August 16, 2010
by Brian Leubitz
As was mentioned in the comments, the brief is essentially a revising of history trying to ignore the fact that the trial took place. But they get the whole party started off right: by using italics (which appear here as bold)!
But when Plaintiffs’ distortions, cariatures, and straw men are cleared away, their constitutional challenge to Proposition 8 boils down to this: the institution of marriage has been deliberately defined as an opposite-sex union by virtually every society throughout history – from the ancients to the American states – for no good reason.
So, there you have it. The entire case boiled down to one easy sentence courtesy of Chris Cooper and the Prop 8 legal team. You can all go home now, because this thing is all wrapped up into a tidy box with a shiny bow of discrimination.
In real life however, such quick rejections in legal documents aren’t really going to change any minds, or win any stays. So, they do waste 22 perfectly good pieces of paper to write some other startling pieces of legally questionable arguments. Matty Matt pointed this one out in the comments of the previous thread, and it is definitely worth addressing:
Because Plaintiffs have no concrete plans to marry, not only will a stay not harm them, but their standing to maintain this action is doubtful. At any rate, Plaintiffs’ claims of harm to themselves, like their claims regarding the public interest, depend entirely on their claim that Proposition 8 is unconstitutional. (Brief at page 15)
This is another standing issue, but it brings up different questions than the question of the proponents ability to pursue appeal. Under the jurisprudence on standing, the plaintiff must have a concrete injury. Now, that is not to say that the emotional harm isn’t necessarily enough to pursue the case, because that would be a question that is on the fuzzy side that we wouldn’t really want to mess with. The two couples who serve as the plaintiffs surely want to marry, but they want their legal case to be settled. If they were to marry during the stay, their ability to continue the case could be called into question. Out of an abundance of caution, they are waiting until the case if finally resolved, but that doesn’t mean that Cooper and the gang won’t try to use it.
That being said, this is fundamentally a weak argument. The case cited, Lujan v. Defenders of Wildlife, is a very different question. In that case, some environmentalists sued the government over a couple of development projects on other continents would possibly harm some habitat of some endangered species. The plaintiffs claimed their injury was that they wouldn’t be able to see the animals on some as-yet defined trip to the regions. The court said that was insufficient, with Justice Scalia saying that a plane ticket to the region would have been sufficient for standing. Now, there was debate at the time of that decision as to its legal basis, but that is the law of the land as it stands.

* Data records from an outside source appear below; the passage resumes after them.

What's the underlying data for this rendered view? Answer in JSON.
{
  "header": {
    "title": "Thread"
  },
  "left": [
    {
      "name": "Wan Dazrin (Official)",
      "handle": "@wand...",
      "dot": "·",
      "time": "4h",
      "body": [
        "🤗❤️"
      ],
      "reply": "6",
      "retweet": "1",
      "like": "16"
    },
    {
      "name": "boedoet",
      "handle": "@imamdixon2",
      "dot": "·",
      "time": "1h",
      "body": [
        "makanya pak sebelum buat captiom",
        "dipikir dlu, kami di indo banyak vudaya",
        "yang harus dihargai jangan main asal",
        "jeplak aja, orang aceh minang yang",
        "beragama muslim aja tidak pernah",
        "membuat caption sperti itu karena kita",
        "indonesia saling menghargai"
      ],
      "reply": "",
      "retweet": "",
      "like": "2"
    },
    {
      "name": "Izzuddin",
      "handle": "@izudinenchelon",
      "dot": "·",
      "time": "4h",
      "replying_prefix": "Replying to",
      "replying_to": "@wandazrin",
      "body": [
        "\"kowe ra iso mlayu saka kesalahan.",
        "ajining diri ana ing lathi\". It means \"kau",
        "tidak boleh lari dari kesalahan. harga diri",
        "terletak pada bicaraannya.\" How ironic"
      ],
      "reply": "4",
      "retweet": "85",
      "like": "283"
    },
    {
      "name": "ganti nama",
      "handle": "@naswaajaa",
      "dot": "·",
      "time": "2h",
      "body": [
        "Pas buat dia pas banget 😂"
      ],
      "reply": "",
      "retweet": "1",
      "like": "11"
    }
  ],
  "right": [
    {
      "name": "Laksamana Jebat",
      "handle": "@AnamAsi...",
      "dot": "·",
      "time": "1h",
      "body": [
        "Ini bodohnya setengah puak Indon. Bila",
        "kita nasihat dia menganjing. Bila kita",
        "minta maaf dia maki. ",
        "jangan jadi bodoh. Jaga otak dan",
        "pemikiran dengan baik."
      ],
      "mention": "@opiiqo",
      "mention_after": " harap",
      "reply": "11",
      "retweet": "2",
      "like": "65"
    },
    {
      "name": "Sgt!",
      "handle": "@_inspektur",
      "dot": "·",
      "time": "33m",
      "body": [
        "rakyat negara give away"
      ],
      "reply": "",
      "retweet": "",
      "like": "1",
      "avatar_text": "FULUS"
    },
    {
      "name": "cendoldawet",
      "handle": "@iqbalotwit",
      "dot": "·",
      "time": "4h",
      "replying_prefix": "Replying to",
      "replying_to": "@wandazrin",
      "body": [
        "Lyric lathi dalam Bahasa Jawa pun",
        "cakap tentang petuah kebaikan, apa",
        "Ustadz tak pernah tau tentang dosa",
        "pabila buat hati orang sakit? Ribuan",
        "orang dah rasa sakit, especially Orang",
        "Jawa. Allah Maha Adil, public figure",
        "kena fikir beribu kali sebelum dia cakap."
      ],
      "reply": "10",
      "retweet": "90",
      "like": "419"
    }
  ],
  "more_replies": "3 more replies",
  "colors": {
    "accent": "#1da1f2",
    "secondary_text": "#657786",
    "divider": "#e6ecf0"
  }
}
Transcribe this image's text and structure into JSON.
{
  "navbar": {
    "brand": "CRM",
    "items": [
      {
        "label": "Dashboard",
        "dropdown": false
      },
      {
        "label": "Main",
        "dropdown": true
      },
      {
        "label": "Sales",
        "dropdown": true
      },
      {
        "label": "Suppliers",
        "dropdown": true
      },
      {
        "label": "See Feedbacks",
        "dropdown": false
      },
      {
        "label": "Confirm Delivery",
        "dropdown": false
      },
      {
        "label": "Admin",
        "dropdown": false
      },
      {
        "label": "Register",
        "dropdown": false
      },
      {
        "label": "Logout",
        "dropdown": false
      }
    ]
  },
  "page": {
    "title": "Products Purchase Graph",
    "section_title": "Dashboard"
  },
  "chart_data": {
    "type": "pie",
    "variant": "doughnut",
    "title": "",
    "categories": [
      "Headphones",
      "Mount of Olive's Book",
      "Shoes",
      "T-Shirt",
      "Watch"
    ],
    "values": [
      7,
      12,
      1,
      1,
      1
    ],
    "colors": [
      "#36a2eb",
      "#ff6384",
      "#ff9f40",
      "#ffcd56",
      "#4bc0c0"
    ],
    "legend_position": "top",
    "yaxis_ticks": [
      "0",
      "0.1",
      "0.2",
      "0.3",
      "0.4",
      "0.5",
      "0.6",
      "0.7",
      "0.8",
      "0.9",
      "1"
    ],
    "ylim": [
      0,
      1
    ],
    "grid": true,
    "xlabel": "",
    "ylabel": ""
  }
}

It really is not that hard to distinguish the Prop 8 case from Lujan. First, if you even just go by Justice Scalia, the plaintiffs engagement should be their “plane ticket” to satisfy standing requirements. Many couples take years to plan weddings, and these couples should not be forced to plan a wedding at some undetermined date simply because there is a “window.” The plaintiffs want to marry, and they want the right to marry at a time of their own choosing. Furthermore, these couples have a much more tangible right at question here than the simple good feeling from knowing a species is alive on the other side of the world.
With these sorts of winning arguments, I almost expect Andy Pugno to ask the Court “I know you are, but what am I?”